Tuesday, July 26, 2011

Acanthamoeba Microscopic Free-living Amoeba

Acanthamoeba is a microscopic free-living amoeba that can cause infections rare but serious eye, skin and central nervous system.

The amoeba is found all over the world in the environment in water and soil. The amoeba can be transmitted to the eye through the use of contact lenses, cuts or sores on the skin or be inhaled into the lungs. Most people will be exposed to Acanthamoeba during their lifetime, but few become ill from this exposure.

The three diseases caused by Acanthamoeba are:

Acanthamoeba keratitis – An infection of the eye that typically occurs in healthy persons and can result in permanent visual impairment or blindness.

Granulomatous Amebic Encephalitis (GAE) – A serious infection of the brain and spinal cord that typically occurs in persons with a compromised immune system.

Disseminated infection – A widespread infection that can affect the skin, sinuses, lungs, and other organs independently or in combination. It is also more common in persons with a compromised immune system.
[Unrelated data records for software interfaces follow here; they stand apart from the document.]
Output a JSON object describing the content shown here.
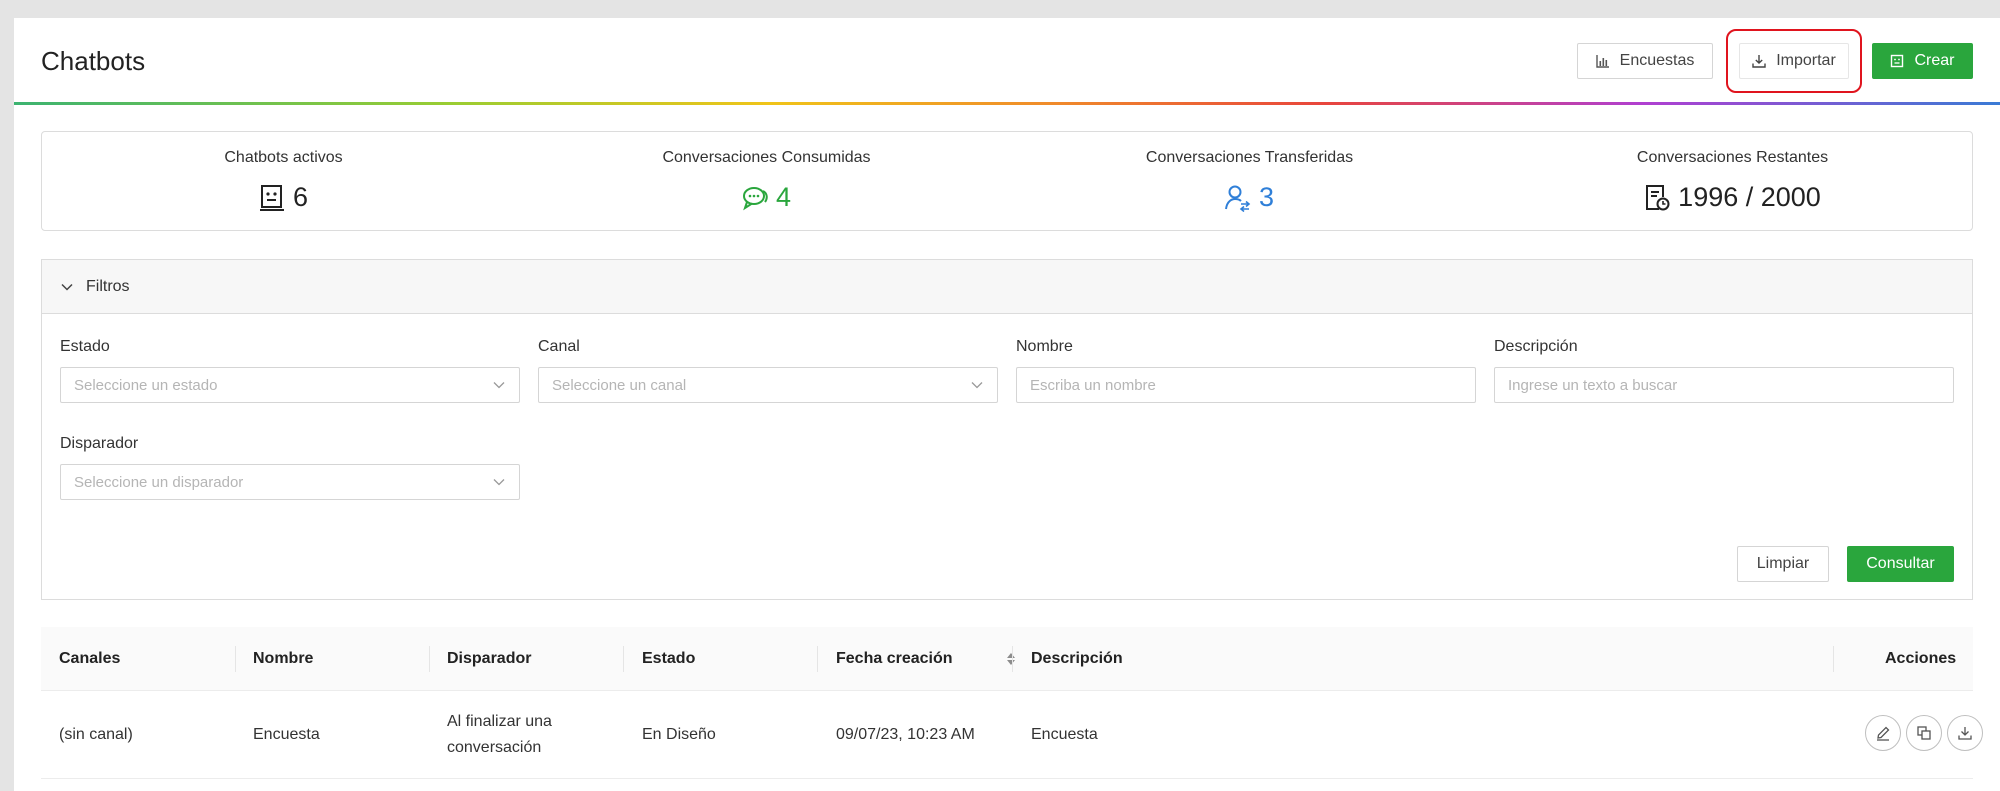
{
  "header": {
    "title": "Chatbots",
    "buttons": {
      "encuestas": "Encuestas",
      "importar": "Importar",
      "crear": "Crear"
    }
  },
  "stats": [
    {
      "label": "Chatbots activos",
      "value": "6",
      "icon": "robot-icon",
      "color": "#222222"
    },
    {
      "label": "Conversaciones Consumidas",
      "value": "4",
      "icon": "chat-bubbles-icon",
      "color": "#2aa63d"
    },
    {
      "label": "Conversaciones Transferidas",
      "value": "3",
      "icon": "user-transfer-icon",
      "color": "#2f7fd8"
    },
    {
      "label": "Conversaciones Restantes",
      "value": "1996 / 2000",
      "icon": "document-clock-icon",
      "color": "#222222"
    }
  ],
  "filters": {
    "title": "Filtros",
    "estado": {
      "label": "Estado",
      "placeholder": "Seleccione un estado"
    },
    "canal": {
      "label": "Canal",
      "placeholder": "Seleccione un canal"
    },
    "nombre": {
      "label": "Nombre",
      "placeholder": "Escriba un nombre"
    },
    "descripcion": {
      "label": "Descripción",
      "placeholder": "Ingrese un texto a buscar"
    },
    "disparador": {
      "label": "Disparador",
      "placeholder": "Seleccione un disparador"
    },
    "limpiar": "Limpiar",
    "consultar": "Consultar"
  },
  "table": {
    "columns": {
      "canales": "Canales",
      "nombre": "Nombre",
      "disparador": "Disparador",
      "estado": "Estado",
      "fecha": "Fecha creación",
      "descripcion": "Descripción",
      "acciones": "Acciones"
    },
    "rows": [
      {
        "canales": "(sin canal)",
        "nombre": "Encuesta",
        "disparador_line1": "Al finalizar una",
        "disparador_line2": "conversación",
        "estado": "En Diseño",
        "fecha": "09/07/23, 10:23 AM",
        "descripcion": "Encuesta"
      }
    ]
  },
  "colors": {
    "accent": "#2aa63d",
    "highlight": "#e0141e",
    "blue": "#2f7fd8"
  }
}
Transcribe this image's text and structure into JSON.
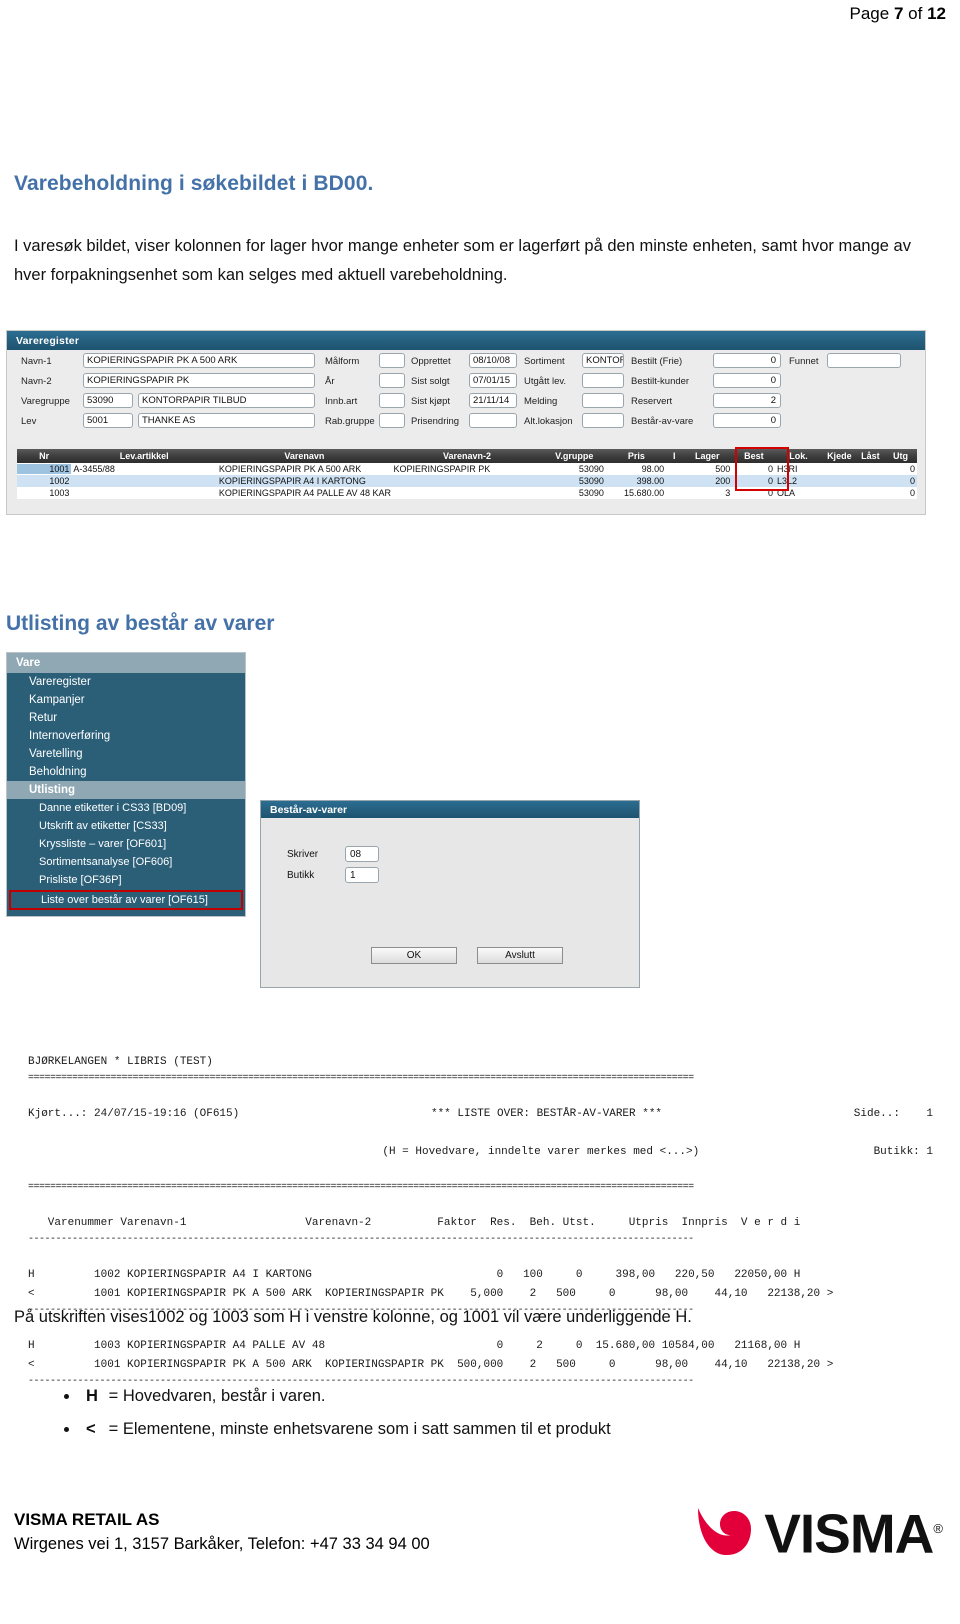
{
  "page_header": {
    "prefix": "Page",
    "current": "7",
    "middle": "of",
    "total": "12"
  },
  "section1": {
    "title": "Varebeholdning i søkebildet i BD00.",
    "intro": "I varesøk bildet, viser kolonnen for lager hvor mange enheter som er lagerført på den minste enheten, samt hvor mange av hver forpakningsenhet som kan selges med aktuell varebeholdning."
  },
  "vareregister": {
    "window_title": "Vareregister",
    "fields": {
      "navn1_label": "Navn-1",
      "navn1_value": "KOPIERINGSPAPIR PK A 500 ARK",
      "navn2_label": "Navn-2",
      "navn2_value": "KOPIERINGSPAPIR PK",
      "varegruppe_label": "Varegruppe",
      "varegruppe_code": "53090",
      "varegruppe_text": "KONTORPAPIR TILBUD",
      "lev_label": "Lev",
      "lev_code": "5001",
      "lev_text": "THANKE AS",
      "malform_label": "Målform",
      "malform_value": "",
      "ar_label": "År",
      "ar_value": "",
      "innbart_label": "Innb.art",
      "innbart_value": "",
      "rabgruppe_label": "Rab.gruppe",
      "rabgruppe_value": "",
      "opprettet_label": "Opprettet",
      "opprettet_value": "08/10/08",
      "sistsolgt_label": "Sist solgt",
      "sistsolgt_value": "07/01/15",
      "sistkjopt_label": "Sist kjøpt",
      "sistkjopt_value": "21/11/14",
      "prisendring_label": "Prisendring",
      "prisendring_value": "",
      "sortiment_label": "Sortiment",
      "sortiment_value": "KONTOR",
      "utgattlev_label": "Utgått lev.",
      "utgattlev_value": "",
      "melding_label": "Melding",
      "melding_value": "",
      "altlokasjon_label": "Alt.lokasjon",
      "altlokasjon_value": "",
      "bestiltfrie_label": "Bestilt (Frie)",
      "bestiltfrie_value": "0",
      "bestiltkunder_label": "Bestilt-kunder",
      "bestiltkunder_value": "0",
      "reservert_label": "Reservert",
      "reservert_value": "2",
      "bestaravvare_label": "Består-av-vare",
      "bestaravvare_value": "0",
      "funnet_label": "Funnet",
      "funnet_value": ""
    },
    "grid": {
      "columns": [
        "Nr",
        "Lev.artikkel",
        "Varenavn",
        "Varenavn-2",
        "V.gruppe",
        "Pris",
        "I",
        "Lager",
        "Best",
        "Lok.",
        "Kjede",
        "Låst",
        "Utg"
      ],
      "rows": [
        {
          "nr": "1001",
          "lev": "A-3455/88",
          "navn": "KOPIERINGSPAPIR PK A 500 ARK",
          "navn2": "KOPIERINGSPAPIR PK",
          "vgruppe": "53090",
          "pris": "98.00",
          "i": "",
          "lager": "500",
          "best": "0",
          "lok": "H3RI",
          "kjede": "",
          "last": "",
          "utg": "0"
        },
        {
          "nr": "1002",
          "lev": "",
          "navn": "KOPIERINGSPAPIR A4 I KARTONG",
          "navn2": "",
          "vgruppe": "53090",
          "pris": "398.00",
          "i": "",
          "lager": "200",
          "best": "0",
          "lok": "L3L2",
          "kjede": "",
          "last": "",
          "utg": "0"
        },
        {
          "nr": "1003",
          "lev": "",
          "navn": "KOPIERINGSPAPIR A4 PALLE AV 48 KAR",
          "navn2": "",
          "vgruppe": "53090",
          "pris": "15.680.00",
          "i": "",
          "lager": "3",
          "best": "0",
          "lok": "OLA",
          "kjede": "",
          "last": "",
          "utg": "0"
        }
      ],
      "highlight_column": "Lager",
      "highlight_color": "#d40000"
    }
  },
  "section2": {
    "title": "Utlisting av består av varer"
  },
  "menu": {
    "root": "Vare",
    "items": [
      {
        "label": "Vareregister",
        "selected": false
      },
      {
        "label": "Kampanjer",
        "selected": false
      },
      {
        "label": "Retur",
        "selected": false
      },
      {
        "label": "Internoverføring",
        "selected": false
      },
      {
        "label": "Varetelling",
        "selected": false
      },
      {
        "label": "Beholdning",
        "selected": false
      },
      {
        "label": "Utlisting",
        "selected": true
      }
    ],
    "sub_items": [
      {
        "label": "Danne etiketter i CS33  [BD09]",
        "boxed": false
      },
      {
        "label": "Utskrift av etiketter  [CS33]",
        "boxed": false
      },
      {
        "label": "Kryssliste – varer  [OF601]",
        "boxed": false
      },
      {
        "label": "Sortimentsanalyse  [OF606]",
        "boxed": false
      },
      {
        "label": "Prisliste  [OF36P]",
        "boxed": false
      },
      {
        "label": "Liste over består av varer  [OF615]",
        "boxed": true
      }
    ]
  },
  "dialog": {
    "title": "Består-av-varer",
    "skriver_label": "Skriver",
    "skriver_value": "08",
    "butikk_label": "Butikk",
    "butikk_value": "1",
    "ok_label": "OK",
    "cancel_label": "Avslutt"
  },
  "report": {
    "company_line": "BJØRKELANGEN * LIBRIS (TEST)",
    "rule_heavy": "=========================================================================================================================",
    "rule_light": "-------------------------------------------------------------------------------------------------------------------------",
    "run_line_left": "Kjørt...: 24/07/15-19:16 (OF615)",
    "run_line_center": "*** LISTE OVER: BESTÅR-AV-VARER ***",
    "run_line_right": "Side..:    1",
    "note_center": "(H = Hovedvare, inndelte varer merkes med <...>)",
    "note_right": "Butikk: 1",
    "col_header": "   Varenummer Varenavn-1                  Varenavn-2          Faktor  Res.  Beh. Utst.     Utpris  Innpris  V e r d i",
    "rows": [
      "H         1002 KOPIERINGSPAPIR A4 I KARTONG                            0   100     0     398,00   220,50   22050,00 H",
      "<         1001 KOPIERINGSPAPIR PK A 500 ARK  KOPIERINGSPAPIR PK    5,000    2   500     0      98,00    44,10   22138,20 >",
      "H         1003 KOPIERINGSPAPIR A4 PALLE AV 48                          0     2     0  15.680,00 10584,00   21168,00 H",
      "<         1001 KOPIERINGSPAPIR PK A 500 ARK  KOPIERINGSPAPIR PK  500,000    2   500     0      98,00    44,10   22138,20 >"
    ]
  },
  "section3": {
    "outro": "På utskriften vises1002 og 1003 som H i venstre kolonne, og 1001 vil være underliggende H.",
    "legend": [
      {
        "symbol": "H",
        "text": "= Hovedvaren, består i varen."
      },
      {
        "symbol": "<",
        "text": "= Elementene, minste enhetsvarene som i satt sammen til et produkt"
      }
    ]
  },
  "footer": {
    "company": "VISMA RETAIL AS",
    "address": "Wirgenes vei 1, 3157 Barkåker, Telefon: +47 33 34 94 00",
    "logo_word": "VISMA",
    "logo_color": "#e3003a"
  }
}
Monday, July 18, 2011

ACE: Adverse Childhood Experiences Learning

The Adverse Childhood Experiences (ACE) Study is one of the largest investigations ever guided on to assess associations between childhood maltreatment and later-life health and well-being. The study is a collaboration between the Centers for Disease Control and Prevention and Kaiser Permanente's Health Estimation Clinic in San Diego.

More than 17,000 Health Maintenance Organization (HMO) members undergoing a comprehensive physical examination took to provide detailed information about their childhood experience of abuse, neglect, and family dysfunction. To date, more than 50 scientific articles have been issued and more than100 conference and workshop presentations have been made.

The ACE Study findings propose that certain experiences are major risk factors for the leading causes of illness and death as well as poor quality of life in the United States. Progress in preventing and recovering from the nation's worst health and social problems is potential to benefit from understanding that many of these problems arise as a consequence of adverse childhood experiences.

Wednesday, July 13, 2011

Child Maltreatment Prevention

kid maltreatment includes all types of abuse and neglect of a child under the age of 18 by a parent, caregiver, or different person in a custodial role (e.g., clergy, coach, teacher).

There are four common types of abuse:

1. Physical Abuse

2. Sexual Abuse

3. Emotional Abuse

4. Neglect

CDC’s research and programs work to understand the problem of kid maltreatment and prevent it before it begins.